→ TASK ITEM
Please set down the entries below once more, exactly.

→ DATA PROVIDED
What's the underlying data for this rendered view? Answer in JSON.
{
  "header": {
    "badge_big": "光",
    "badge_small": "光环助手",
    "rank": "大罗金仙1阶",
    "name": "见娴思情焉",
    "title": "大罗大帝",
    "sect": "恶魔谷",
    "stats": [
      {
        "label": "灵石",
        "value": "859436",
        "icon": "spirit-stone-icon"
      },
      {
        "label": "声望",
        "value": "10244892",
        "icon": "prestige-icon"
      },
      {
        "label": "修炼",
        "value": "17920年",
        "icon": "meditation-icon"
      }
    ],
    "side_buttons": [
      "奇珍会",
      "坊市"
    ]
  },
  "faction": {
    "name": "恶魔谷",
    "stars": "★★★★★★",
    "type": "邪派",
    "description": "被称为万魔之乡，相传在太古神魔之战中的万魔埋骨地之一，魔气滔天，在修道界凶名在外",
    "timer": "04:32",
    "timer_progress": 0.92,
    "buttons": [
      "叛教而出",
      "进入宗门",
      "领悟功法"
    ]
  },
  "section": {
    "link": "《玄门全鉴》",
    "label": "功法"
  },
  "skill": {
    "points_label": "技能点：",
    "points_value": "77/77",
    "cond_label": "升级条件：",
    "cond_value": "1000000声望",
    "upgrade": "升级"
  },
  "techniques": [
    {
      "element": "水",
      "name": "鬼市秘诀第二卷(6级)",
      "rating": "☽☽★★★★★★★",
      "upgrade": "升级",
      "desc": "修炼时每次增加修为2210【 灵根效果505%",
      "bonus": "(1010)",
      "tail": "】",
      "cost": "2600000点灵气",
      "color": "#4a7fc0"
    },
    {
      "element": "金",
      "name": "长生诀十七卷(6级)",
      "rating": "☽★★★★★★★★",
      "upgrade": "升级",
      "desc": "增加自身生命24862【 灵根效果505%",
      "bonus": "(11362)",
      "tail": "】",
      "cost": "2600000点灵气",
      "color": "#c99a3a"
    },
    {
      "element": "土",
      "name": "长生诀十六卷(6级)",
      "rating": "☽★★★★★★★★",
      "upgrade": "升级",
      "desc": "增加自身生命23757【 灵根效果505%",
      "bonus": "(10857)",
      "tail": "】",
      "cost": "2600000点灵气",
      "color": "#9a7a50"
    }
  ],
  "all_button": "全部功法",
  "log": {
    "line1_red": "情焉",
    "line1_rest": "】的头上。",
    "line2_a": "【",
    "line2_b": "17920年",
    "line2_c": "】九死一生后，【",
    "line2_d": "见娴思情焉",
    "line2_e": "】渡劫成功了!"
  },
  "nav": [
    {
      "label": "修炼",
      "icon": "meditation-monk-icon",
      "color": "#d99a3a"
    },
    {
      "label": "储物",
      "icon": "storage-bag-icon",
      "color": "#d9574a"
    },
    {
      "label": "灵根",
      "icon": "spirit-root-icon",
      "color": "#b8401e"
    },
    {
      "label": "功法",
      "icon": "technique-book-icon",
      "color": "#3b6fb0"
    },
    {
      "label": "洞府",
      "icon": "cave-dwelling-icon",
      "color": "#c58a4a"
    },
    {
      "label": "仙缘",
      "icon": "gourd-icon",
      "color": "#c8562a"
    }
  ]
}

→ SOLUTION FOR THIS EXERCISE
What's the underlying data for this rendered view? Answer in JSON.
{
  "header": {
    "badge_big": "光",
    "badge_small": "光环助手",
    "rank": "大罗金仙1阶",
    "name": "见娴思情焉",
    "title": "大罗大帝",
    "sect": "恶魔谷",
    "stats": [
      {
        "label": "灵石",
        "value": "859436",
        "icon": "spirit-stone-icon"
      },
      {
        "label": "声望",
        "value": "10244892",
        "icon": "prestige-icon"
      },
      {
        "label": "修炼",
        "value": "17920年",
        "icon": "meditation-icon"
      }
    ],
    "side_buttons": [
      "奇珍会",
      "坊市"
    ]
  },
  "faction": {
    "name": "恶魔谷",
    "stars": "★★★★★★",
    "type": "邪派",
    "description": "被称为万魔之乡，相传在太古神魔之战中的万魔埋骨地之一，魔气滔天，在修道界凶名在外",
    "timer": "04:32",
    "timer_progress": 0.92,
    "buttons": [
      "叛教而出",
      "进入宗门",
      "领悟功法"
    ]
  },
  "section": {
    "link": "《玄门全鉴》",
    "label": "功法"
  },
  "skill": {
    "points_label": "技能点：",
    "points_value": "77/77",
    "cond_label": "升级条件：",
    "cond_value": "1000000声望",
    "upgrade": "升级"
  },
  "techniques": [
    {
      "element": "水",
      "name": "鬼市秘诀第二卷(6级)",
      "rating": "☽☽★★★★★★★",
      "upgrade": "升级",
      "desc": "修炼时每次增加修为2210【 灵根效果505%",
      "bonus": "(1010)",
      "tail": "】",
      "cost": "2600000点灵气",
      "color": "#4a7fc0"
    },
    {
      "element": "金",
      "name": "长生诀十七卷(6级)",
      "rating": "☽★★★★★★★★",
      "upgrade": "升级",
      "desc": "增加自身生命24862【 灵根效果505%",
      "bonus": "(11362)",
      "tail": "】",
      "cost": "2600000点灵气",
      "color": "#c99a3a"
    },
    {
      "element": "土",
      "name": "长生诀十六卷(6级)",
      "rating": "☽★★★★★★★★",
      "upgrade": "升级",
      "desc": "增加自身生命23757【 灵根效果505%",
      "bonus": "(10857)",
      "tail": "】",
      "cost": "2600000点灵气",
      "color": "#9a7a50"
    }
  ],
  "all_button": "全部功法",
  "log": {
    "line1_red": "情焉",
    "line1_rest": "】的头上。",
    "line2_a": "【",
    "line2_b": "17920年",
    "line2_c": "】九死一生后，【",
    "line2_d": "见娴思情焉",
    "line2_e": "】渡劫成功了!"
  },
  "nav": [
    {
      "label": "修炼",
      "icon": "meditation-monk-icon",
      "color": "#d99a3a"
    },
    {
      "label": "储物",
      "icon": "storage-bag-icon",
      "color": "#d9574a"
    },
    {
      "label": "灵根",
      "icon": "spirit-root-icon",
      "color": "#b8401e"
    },
    {
      "label": "功法",
      "icon": "technique-book-icon",
      "color": "#3b6fb0"
    },
    {
      "label": "洞府",
      "icon": "cave-dwelling-icon",
      "color": "#c58a4a"
    },
    {
      "label": "仙缘",
      "icon": "gourd-icon",
      "color": "#c8562a"
    }
  ]
}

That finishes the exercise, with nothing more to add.